With Father’s Day (June 21st) on the horizon, Mac Macauley, the gruff dad of our first publication “The Shiralee”, has been on my mind.
Macauley is definitely not a model father – in fact he’s far from it. He’s a tough itinerant worker traipsing across New South Wales in search of manual labour. His lifestyle is unpredictable, he frequently gets into violent brawls, he’s racist, a womaniser, and he makes no allowances for his four-year-old daughter Buster, who is travelling alongside him. He thinks of this little girl as a burden, which is what “shiralee” means; it’s an obscure nineteenth-century phrase for a swag and we are told on the second page of the novel that Macauley has two swags, one that he puts on his back and that holds his things, and the other “with legs and a cabbage-tree hat”, which is his real trouble. Buster prevents her dad from taking the jobs that he wants, from walking as long as he can and from claiming the freedom and independence that his life has always been rich in.
But as the narrative of this Australian classic winds it way through one dusty town after another, as Macauley and Buster bump into old friends, make new acquaintances and pick up the odd job or two on their way, we see a gradual but perceptible shift in Macauley’s attitude towards his daughter. He notices how tough she can be – “They had walked for two hours, and Macauley couldn’t help but observe, as he had been observing, the growing endurance of the little girl” – and how her adoration of him never falters regardless of his own behaviour – “She launched herself at the fortress of his strength and protection, refusing to be spurned”. Slowly, he comes to realise that this Buster is somebody he respects and he cannot help but be proud of her and love her. And whilst Macauley’s tough exterior never dramatically buckles we see his emotional barriers put under some serious strain, especially in the incredibly tense and dramatic final scenes of the novel.
It’s this morphing father-daughter relationship at the centre of “The Shiralee” that makes it such a wonderfully moving, powerful and relevant novel, even 60 years after its initial publication. It’s a timeless story of a dad getting to know his child and with such a universal principle it’s sure to touch any reader. But naturally it’s a novel that will appeal particularly to fathers. In his introduction to our edition, my colleague Nic writes about how reading the novel for the first time as a new father was especially gripping for him. Thankfully for his children, Nic is much a much kinder and more settled father than Macauley, but I know that Mac will always remain one of Nic’s all-time favourite literary dads, precisely because he is so flawed as a man and as a father – there’s something incredibly inspiring and fulfilling about his subtle transformation. I think Tim Winton summed up Macauley’s predicament perfectly in the quote that he sent us for the cover of our edition, he said:
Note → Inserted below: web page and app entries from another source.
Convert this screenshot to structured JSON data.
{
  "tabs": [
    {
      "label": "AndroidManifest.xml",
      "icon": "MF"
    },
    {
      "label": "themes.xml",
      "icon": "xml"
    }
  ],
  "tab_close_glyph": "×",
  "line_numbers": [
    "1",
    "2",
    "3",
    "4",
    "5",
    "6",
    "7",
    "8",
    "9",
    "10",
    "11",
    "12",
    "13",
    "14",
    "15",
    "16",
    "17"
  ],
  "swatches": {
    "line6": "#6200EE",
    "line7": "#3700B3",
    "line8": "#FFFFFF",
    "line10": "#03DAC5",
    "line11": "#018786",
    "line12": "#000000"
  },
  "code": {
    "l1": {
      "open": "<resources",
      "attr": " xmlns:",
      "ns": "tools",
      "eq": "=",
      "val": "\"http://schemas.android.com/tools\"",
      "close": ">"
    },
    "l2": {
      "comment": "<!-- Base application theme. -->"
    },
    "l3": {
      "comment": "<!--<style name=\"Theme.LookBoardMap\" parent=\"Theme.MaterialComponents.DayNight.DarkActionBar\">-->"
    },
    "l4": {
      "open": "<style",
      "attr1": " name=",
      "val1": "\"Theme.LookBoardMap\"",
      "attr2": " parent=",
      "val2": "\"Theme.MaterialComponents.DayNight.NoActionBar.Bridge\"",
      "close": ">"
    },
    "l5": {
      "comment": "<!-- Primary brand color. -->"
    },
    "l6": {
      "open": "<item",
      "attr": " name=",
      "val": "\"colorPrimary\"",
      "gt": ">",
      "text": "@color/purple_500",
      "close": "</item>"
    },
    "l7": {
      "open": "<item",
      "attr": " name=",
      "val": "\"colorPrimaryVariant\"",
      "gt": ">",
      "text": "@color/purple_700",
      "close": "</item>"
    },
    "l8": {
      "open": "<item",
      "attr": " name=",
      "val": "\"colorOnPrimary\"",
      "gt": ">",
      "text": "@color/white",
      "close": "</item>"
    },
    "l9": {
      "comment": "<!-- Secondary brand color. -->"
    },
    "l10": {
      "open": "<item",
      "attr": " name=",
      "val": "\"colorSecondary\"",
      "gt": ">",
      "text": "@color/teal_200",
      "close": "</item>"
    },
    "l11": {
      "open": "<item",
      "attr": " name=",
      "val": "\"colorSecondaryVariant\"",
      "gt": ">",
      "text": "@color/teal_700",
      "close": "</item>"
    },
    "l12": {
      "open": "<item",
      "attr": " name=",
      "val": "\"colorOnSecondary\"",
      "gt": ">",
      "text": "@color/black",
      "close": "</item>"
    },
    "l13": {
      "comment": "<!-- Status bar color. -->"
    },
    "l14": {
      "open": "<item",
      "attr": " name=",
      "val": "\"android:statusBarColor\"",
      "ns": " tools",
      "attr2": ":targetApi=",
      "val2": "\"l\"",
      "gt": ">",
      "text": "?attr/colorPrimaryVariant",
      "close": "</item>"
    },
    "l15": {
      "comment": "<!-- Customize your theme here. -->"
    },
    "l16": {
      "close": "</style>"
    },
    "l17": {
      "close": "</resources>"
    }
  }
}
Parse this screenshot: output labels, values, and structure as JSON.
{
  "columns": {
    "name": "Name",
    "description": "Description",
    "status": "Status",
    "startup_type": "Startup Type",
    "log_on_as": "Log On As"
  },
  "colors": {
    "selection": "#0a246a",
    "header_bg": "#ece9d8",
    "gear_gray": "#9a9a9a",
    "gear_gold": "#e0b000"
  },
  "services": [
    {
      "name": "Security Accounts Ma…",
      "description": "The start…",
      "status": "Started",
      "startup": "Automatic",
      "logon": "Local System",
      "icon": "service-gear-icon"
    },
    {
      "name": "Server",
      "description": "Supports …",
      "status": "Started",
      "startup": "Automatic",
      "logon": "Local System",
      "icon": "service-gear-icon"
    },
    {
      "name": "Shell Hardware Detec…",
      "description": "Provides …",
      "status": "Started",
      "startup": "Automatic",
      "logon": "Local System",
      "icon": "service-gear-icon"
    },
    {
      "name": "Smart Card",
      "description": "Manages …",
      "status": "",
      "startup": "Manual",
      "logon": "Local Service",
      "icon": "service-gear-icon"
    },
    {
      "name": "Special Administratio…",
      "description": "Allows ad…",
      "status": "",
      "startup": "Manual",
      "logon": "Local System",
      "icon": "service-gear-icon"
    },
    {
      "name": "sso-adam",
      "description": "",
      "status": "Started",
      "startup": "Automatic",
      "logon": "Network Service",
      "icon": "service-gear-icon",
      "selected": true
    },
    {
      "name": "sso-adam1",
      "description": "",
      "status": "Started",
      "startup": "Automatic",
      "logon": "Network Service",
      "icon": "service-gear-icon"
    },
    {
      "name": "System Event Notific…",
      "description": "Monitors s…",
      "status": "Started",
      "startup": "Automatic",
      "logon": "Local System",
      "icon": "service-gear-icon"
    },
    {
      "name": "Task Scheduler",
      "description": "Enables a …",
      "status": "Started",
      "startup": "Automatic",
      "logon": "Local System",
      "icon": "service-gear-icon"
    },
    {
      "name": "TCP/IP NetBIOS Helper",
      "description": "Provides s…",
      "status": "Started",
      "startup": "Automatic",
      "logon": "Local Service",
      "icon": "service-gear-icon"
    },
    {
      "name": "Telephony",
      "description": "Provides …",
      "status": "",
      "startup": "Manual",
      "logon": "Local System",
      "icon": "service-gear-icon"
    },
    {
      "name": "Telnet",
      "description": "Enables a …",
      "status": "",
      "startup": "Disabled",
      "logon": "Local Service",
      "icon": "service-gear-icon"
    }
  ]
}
“Sometimes our gravest burdens, the weights we drag with us along life’s potholed road, are the key to our liberation. For a generation of readers accustomed to the niceties of political correctness, The Shiralee may seem as brutal as it is lyrical. But with its insight into the way a child can, by the provocation of her own vulnerability and by sheer force of love, bring a grown man to his senses, The Shiralee is a novel that still rings true after more than half a century.”
And long may it continue to do so… Happy Fathers Day everyone!
By Kate Morris-Double